But after his three friends had spoken, together with that young man, Elihu; and after he had given plentiful answers, a storm arose, a veritable whirlwind; God had come down and shown himself to Job. How, I do not know. But God had come very close to Job. I think it was something like we hear from Paul: “But God who commanded the light to shine out of darkness, hath shined in our hearts to give the light of the glory of God in the face of Jesus Christ.” II Cor. 4:6

Oh, I know that the New Testament quality and quantity of the Spirit of Christ was not yet, but I am persuaded that Job saw the glory of God nevertheless. Is this not in harmony with all the words of God in His wonderful speech to Job in chapters 38 to 41? All this speech of God enhances His wondrous glory and wisdom! 

And Job saw it. 

And that was exactly the reason why he saw his own stinking, abominable filthiness. 

And now the answer to that difficult question: how could Job be at the same time the perfect and upright man of God’s estimation, and also like unto a running, stinking sore? 

Have you noticed one thing in Job’s condemnatory speech of self? It is this: it is the speech of truth in the inward parts. God agrees with Job. The light of God’s attractive, lovely, beautiful glory shows us our rottenness. 

And the love of God in our heart is true in its evaluation of self. 

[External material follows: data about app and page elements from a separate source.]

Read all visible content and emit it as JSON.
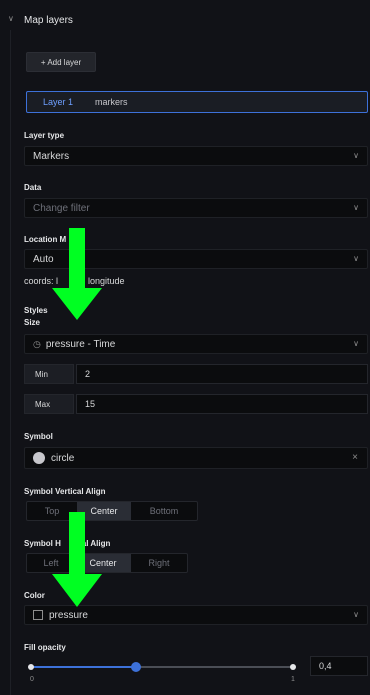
{
  "header": {
    "title": "Map layers"
  },
  "add_layer": {
    "label": "+ Add layer"
  },
  "layer": {
    "name": "Layer 1",
    "value": "markers"
  },
  "layer_type": {
    "label": "Layer type",
    "value": "Markers"
  },
  "data": {
    "label": "Data",
    "placeholder": "Change filter"
  },
  "location": {
    "label": "Location M",
    "value": "Auto",
    "note": "coords: l      de, longitude"
  },
  "styles": {
    "label": "Styles"
  },
  "size": {
    "label": "Size",
    "value": "pressure - Time",
    "min_label": "Min",
    "min_value": "2",
    "max_label": "Max",
    "max_value": "15"
  },
  "symbol": {
    "label": "Symbol",
    "value": "circle"
  },
  "symbol_valign": {
    "label": "Symbol Vertical Align",
    "options": [
      "Top",
      "Center",
      "Bottom"
    ],
    "selected": "Center"
  },
  "symbol_halign": {
    "label": "Symbol H      ntal Align",
    "options": [
      "Left",
      "Center",
      "Right"
    ],
    "selected": "Center"
  },
  "color": {
    "label": "Color",
    "value": "pressure"
  },
  "fill_opacity": {
    "label": "Fill opacity",
    "value": 0.4,
    "display_value": "0,4",
    "min_tick": "0",
    "max_tick": "1"
  },
  "colors": {
    "accent": "#3d71d9",
    "highlight_arrow": "#00ff22",
    "background": "#111217"
  }
}
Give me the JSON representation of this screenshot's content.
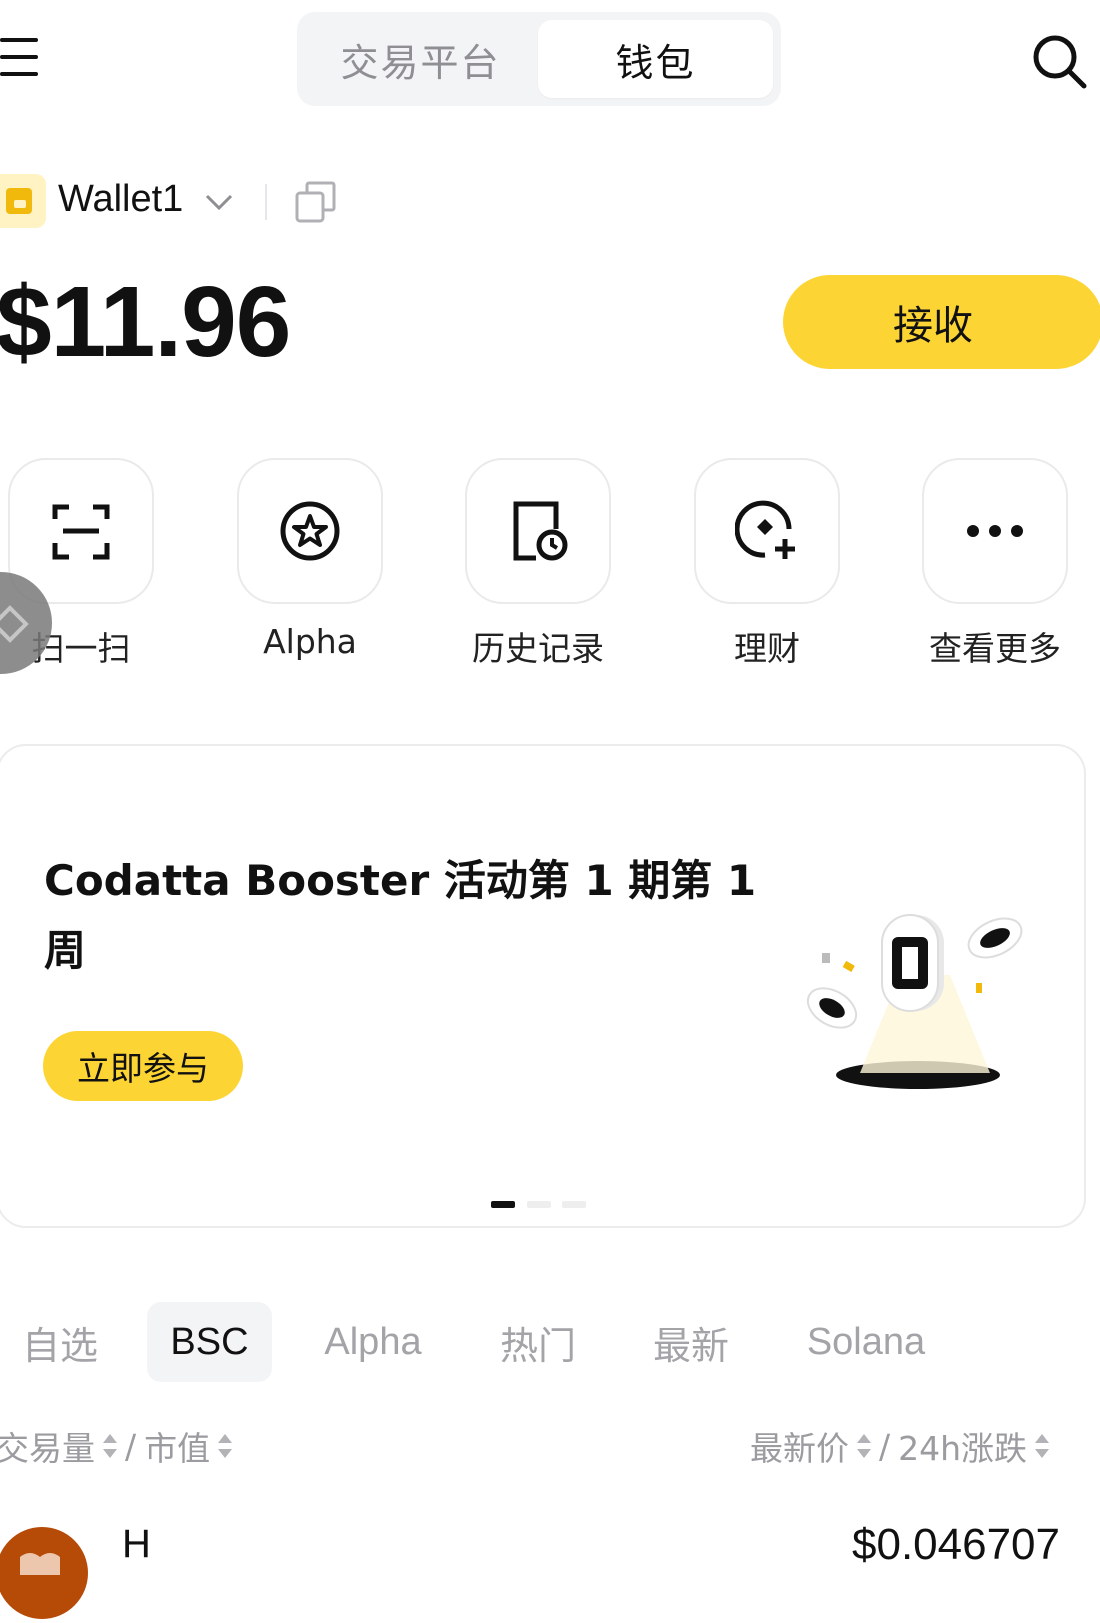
{
  "header": {
    "segments": [
      "交易平台",
      "钱包"
    ],
    "active_segment": "钱包"
  },
  "wallet": {
    "name": "Wallet1",
    "balance": "$11.96",
    "receive_label": "接收"
  },
  "quick_actions": [
    {
      "label": "扫一扫",
      "icon": "scan-icon"
    },
    {
      "label": "Alpha",
      "icon": "alpha-star-icon"
    },
    {
      "label": "历史记录",
      "icon": "history-icon"
    },
    {
      "label": "理财",
      "icon": "earn-icon"
    },
    {
      "label": "查看更多",
      "icon": "more-icon"
    }
  ],
  "banner": {
    "title": "Codatta Booster 活动第 1 期第 1 周",
    "button": "立即参与",
    "slides": 3,
    "active_slide": 1
  },
  "tabs": {
    "items": [
      "自选",
      "BSC",
      "Alpha",
      "热门",
      "最新",
      "Solana"
    ],
    "active": "BSC"
  },
  "columns": {
    "volume": "交易量",
    "sep1": "/",
    "mcap": "市值",
    "price": "最新价",
    "sep2": "/",
    "change": "24h涨跌"
  },
  "tokens": [
    {
      "symbol": "H",
      "price": "$0.046707"
    }
  ],
  "colors": {
    "accent": "#fcd535",
    "avatar": "#b64a07"
  }
}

He that condemneth himself shall not be judged. He was found of God’s mercy. And that mercy is the lovely Son of God! Amen. 

G.V.